When the Earl of Murray, the Regent of Scotland, died in Musselburgh in 1332, the next Regent offered to reward the local residents for the care that they’d given to his predecessor. The townsfolk declined the reward, claiming that they were only doing their duty, eliciting the comment that they were ‘a set of honest men’ – resulting in Musselburgh’s epithet ‘The Honest Toun’.
It’s an old toun too; the Romans built fortifications close to the River Esk, on an area that was probably populated more than two thousand years ago, presumably to keep the East Lothian councillors at bay.
The dispute between members of the Lothian Racing Syndicate and East Lothian Council, the parties which came together to manage the racecourse, has recently entered a brief ceasefire – which could yet turn into a more prolonged peace. The BHA was sufficiently satisfied, by the progress of recent talks about governance, that they have allowed the racecourse a temporary licence to stage racing this week. Crucially though, the licence has not been extended any further – presumably because the peace treaty is yet to be fully ratified.
It isn’t the first time the Honest Toun has been at the centre of a fierce battle. In 1018, Malcolm II forcibly secured the area as part of Scotland, when the resulting treaty referred to the town of Muskilburgh.
And then in 1547, the town became the scene of the last major confrontation between English and Scottish forces – the Battle of Pinkie Cleugh. The battle is widely considered to be the first ‘modern’ battle – involving the coordination of different forces, including naval bombardment to assist land forces and local-authority propaganda to whitewash the atrocities (I might have made up the last bit).
In case you’re wondering who won, the Scots gained a small amount of compensation at Murrayfield in February this year.
We’re all hoping that the Battle of Pinkie Racecourse can be resolved very soon, because a day at Musselburgh races offers a plethora of opportunities for fun and delectation. First, of course, there is the racecourse itself: it’s a five star visitor attraction and the facilities are perpetually spruced to ensure that all five stars are maintained. The ‘honest’ members of the racecourse team provide a great welcome and each one deserves a star-shaped medal for putting up with the insulting attitude of their local councillors. Like the renowned ‘honest men’ of the toun, they are unwavering in their duty to both the racecourse and its customers.

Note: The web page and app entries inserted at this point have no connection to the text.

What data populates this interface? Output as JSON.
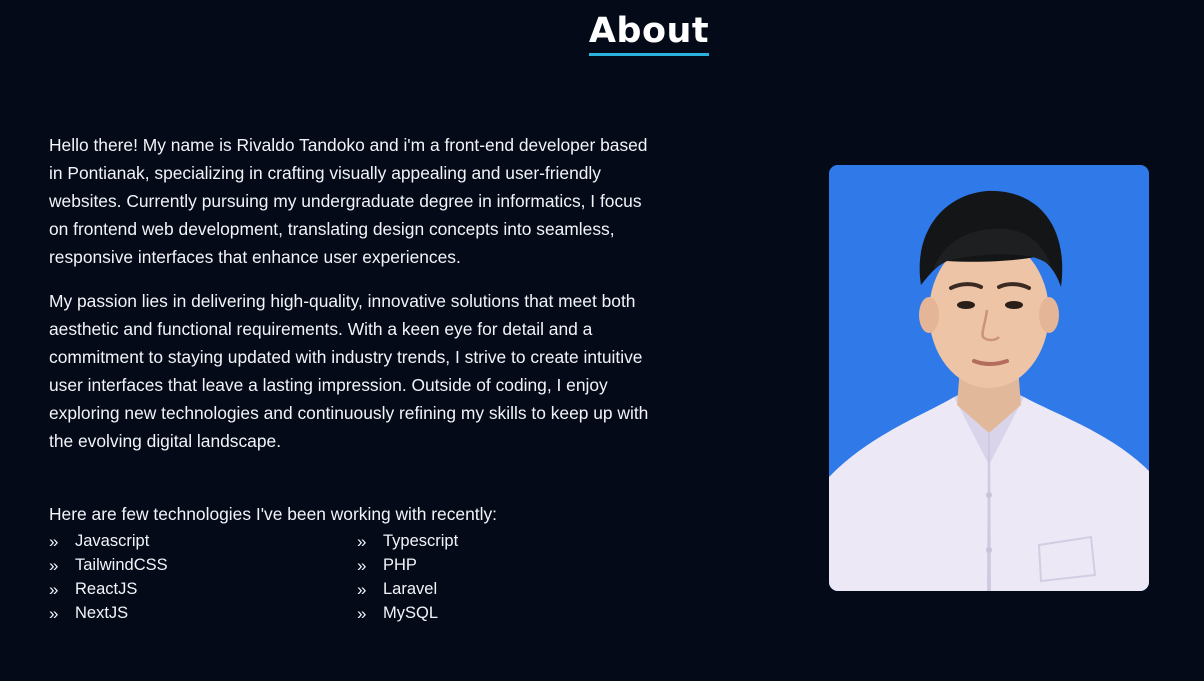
{
  "section": {
    "title": "About"
  },
  "about": {
    "paragraphs": [
      "Hello there! My name is Rivaldo Tandoko and i'm a front-end developer based in Pontianak, specializing in crafting visually appealing and user-friendly websites. Currently pursuing my undergraduate degree in informatics, I focus on frontend web development, translating design concepts into seamless, responsive interfaces that enhance user experiences.",
      "My passion lies in delivering high-quality, innovative solutions that meet both aesthetic and functional requirements. With a keen eye for detail and a commitment to staying updated with industry trends, I strive to create intuitive user interfaces that leave a lasting impression. Outside of coding, I enjoy exploring new technologies and continuously refining my skills to keep up with the evolving digital landscape."
    ],
    "tech_intro": "Here are few technologies I've been working with recently:",
    "technologies": [
      "Javascript",
      "Typescript",
      "TailwindCSS",
      "PHP",
      "ReactJS",
      "Laravel",
      "NextJS",
      "MySQL"
    ]
  },
  "icons": {
    "bullet": "chevron-double-right-icon"
  },
  "colors": {
    "background": "#050a19",
    "accent_underline": "#2bb3e0",
    "text": "#f2f4f8",
    "photo_background": "#2f79e8"
  }
}
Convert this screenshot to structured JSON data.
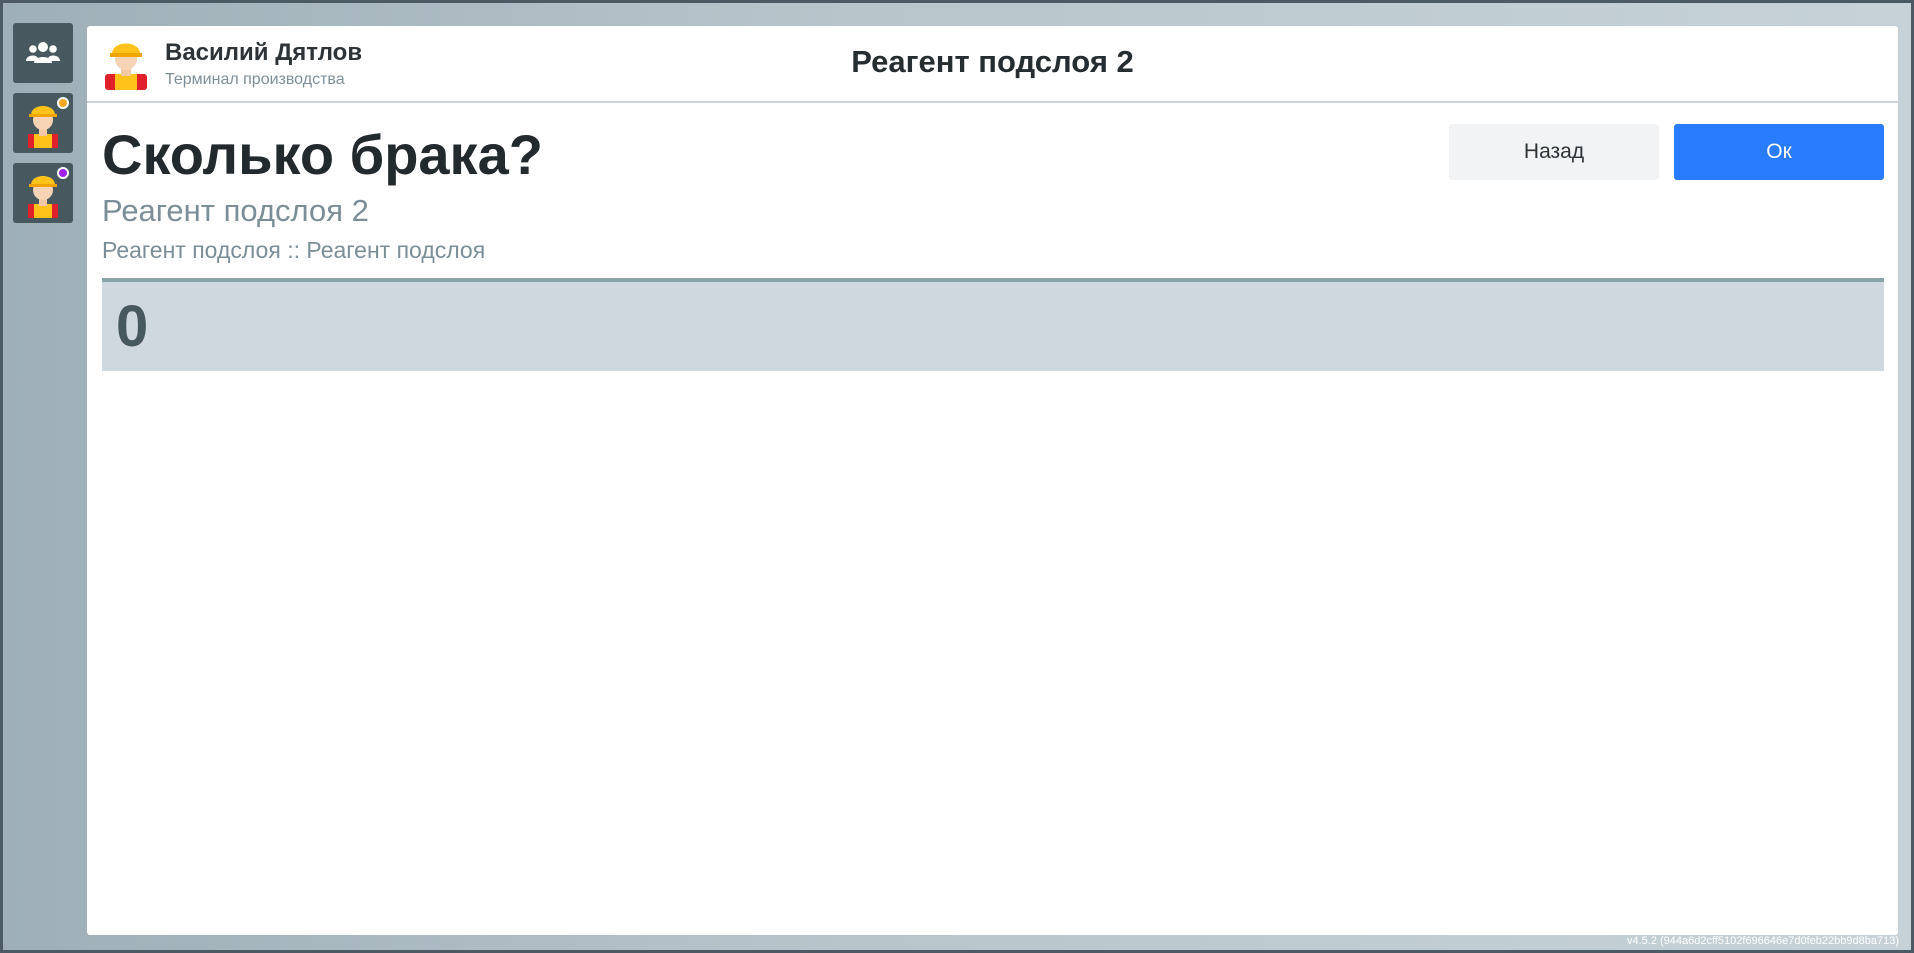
{
  "app": {
    "user_name": "Василий Дятлов",
    "user_role": "Терминал производства",
    "screen_title": "Реагент подслоя 2"
  },
  "sidebar": {
    "items": [
      {
        "icon": "users-group-icon"
      },
      {
        "icon": "worker-avatar-icon",
        "badge_color": "#f5a623"
      },
      {
        "icon": "worker-avatar-icon",
        "badge_color": "#a020f0"
      }
    ]
  },
  "main": {
    "question": "Сколько брака?",
    "subtitle": "Реагент подслоя 2",
    "path": "Реагент подслоя :: Реагент подслоя",
    "value": "0"
  },
  "actions": {
    "back_label": "Назад",
    "ok_label": "Ок"
  },
  "footer": {
    "version": "v4.5.2 (944a6d2cff5102f696646e7d0feb22bb9d8ba713)"
  },
  "colors": {
    "accent": "#2a7cff",
    "sidebar_bg": "#48585f",
    "value_bg": "#d0d8df"
  }
}
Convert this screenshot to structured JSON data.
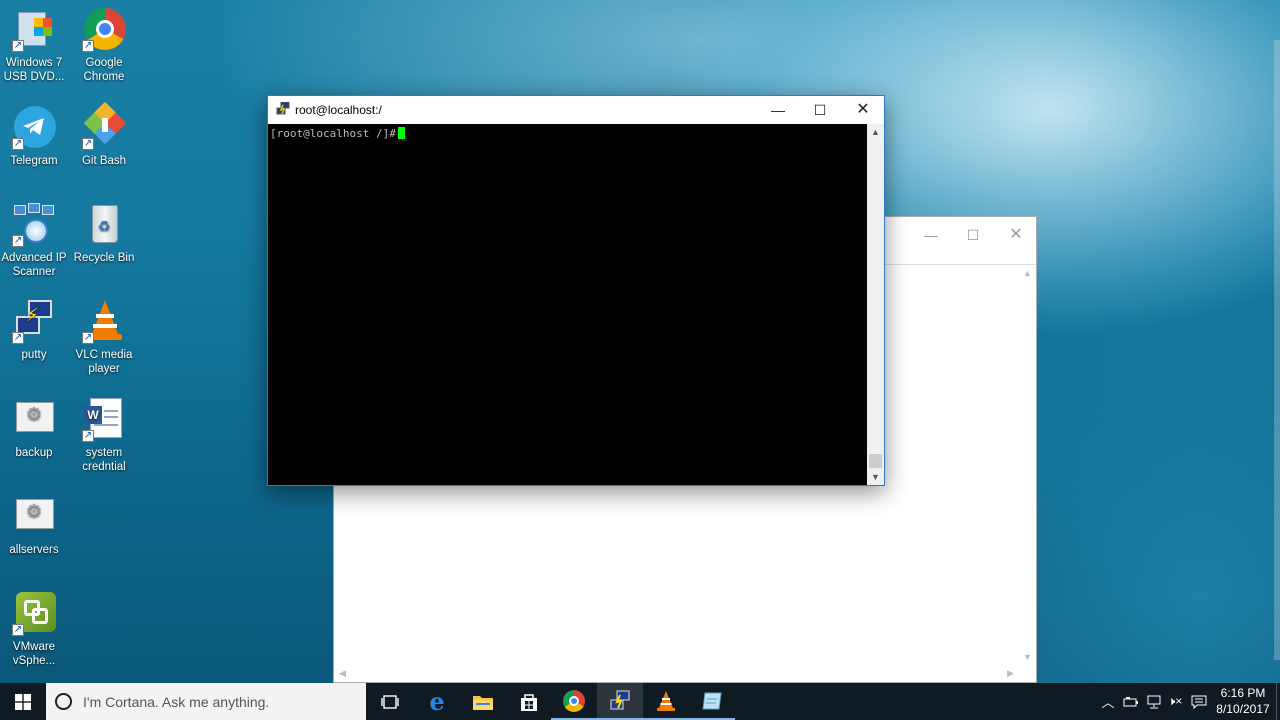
{
  "desktop": {
    "icons": [
      {
        "label": "Windows 7 USB DVD...",
        "icon": "windows7-usb-dvd-icon"
      },
      {
        "label": "Google Chrome",
        "icon": "chrome-icon"
      },
      {
        "label": "Telegram",
        "icon": "telegram-icon"
      },
      {
        "label": "Git Bash",
        "icon": "git-bash-icon"
      },
      {
        "label": "Advanced IP Scanner",
        "icon": "advanced-ip-scanner-icon"
      },
      {
        "label": "Recycle Bin",
        "icon": "recycle-bin-icon"
      },
      {
        "label": "putty",
        "icon": "putty-icon"
      },
      {
        "label": "VLC media player",
        "icon": "vlc-icon"
      },
      {
        "label": "backup",
        "icon": "putty-session-icon"
      },
      {
        "label": "system credntial",
        "icon": "document-icon"
      },
      {
        "label": "allservers",
        "icon": "putty-session-icon"
      },
      {
        "label": "VMware vSphe...",
        "icon": "vmware-icon"
      }
    ]
  },
  "putty_window": {
    "title": "root@localhost:/",
    "prompt": "[root@localhost /]#",
    "cursor_color": "#00ff00"
  },
  "taskbar": {
    "search_placeholder": "I'm Cortana. Ask me anything.",
    "clock_time": "6:16 PM",
    "clock_date": "8/10/2017",
    "accent": "#8ab6e6"
  }
}
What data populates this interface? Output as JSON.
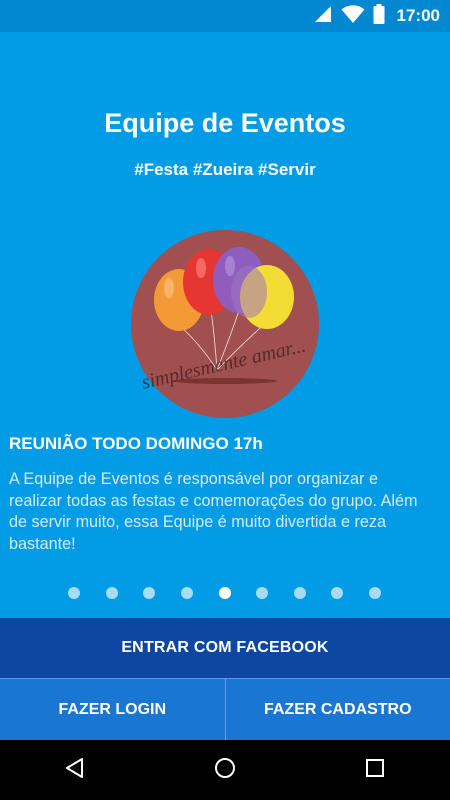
{
  "status_bar": {
    "time": "17:00",
    "icons": [
      "wifi-icon",
      "signal-icon",
      "battery-icon"
    ]
  },
  "slide": {
    "title": "Equipe de Eventos",
    "hashtags": "#Festa #Zueira #Servir",
    "logo_caption": "simplesmente amar...",
    "meeting": "REUNIÃO TODO DOMINGO 17h",
    "description": "A Equipe de Eventos é responsável por organizar e realizar todas as festas e comemorações do grupo. Além de servir muito, essa Equipe é muito divertida e reza bastante!"
  },
  "pagination": {
    "total": 9,
    "active_index": 4
  },
  "actions": {
    "facebook": "ENTRAR COM FACEBOOK",
    "login": "FAZER LOGIN",
    "signup": "FAZER CADASTRO"
  },
  "navigation": {
    "icons": [
      "back-icon",
      "home-icon",
      "recents-icon"
    ]
  },
  "colors": {
    "background": "#029be5",
    "status_bar": "#0288d1",
    "facebook_button": "#0d47a1",
    "secondary_buttons": "#1976d2",
    "logo_circle": "#a0504e"
  }
}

Second (although this is possibly something to do before racing): everyone should take a short walk down the cherry-tree lined pavements, towards the high-street, whereupon they’ll discover Luca’s Ice Cream shop and cafe. I haven’t actually tried every singly flavour (yet), but my favourite is the Snickers ice-cream, which goes really well with bubble-gum sorbet.
Thirdly (and this is something to do after the races): walk down the same cherry-lined pavements, but to the opposite side of the road, and order a takeaway from Jaz’s Fish Bar. One portion of chicken pakora & chips, with an additional portion of chips, is enough to feed a family of four for a week.
And if the councillors of East Lothian aren’t able to allay the concerns of the BHA, in relation to the governance of Musselburgh Racecourse, the good people of Musselburgh may be forced to do what the Romans did before them – abandon their idyllic location on the banks of the River Esk (ice-cream parlours and all), before retreating to Hadrian’s Wall near Hexham, where this weekend’s selection is General Mahler in the 6.05pm on Saturday.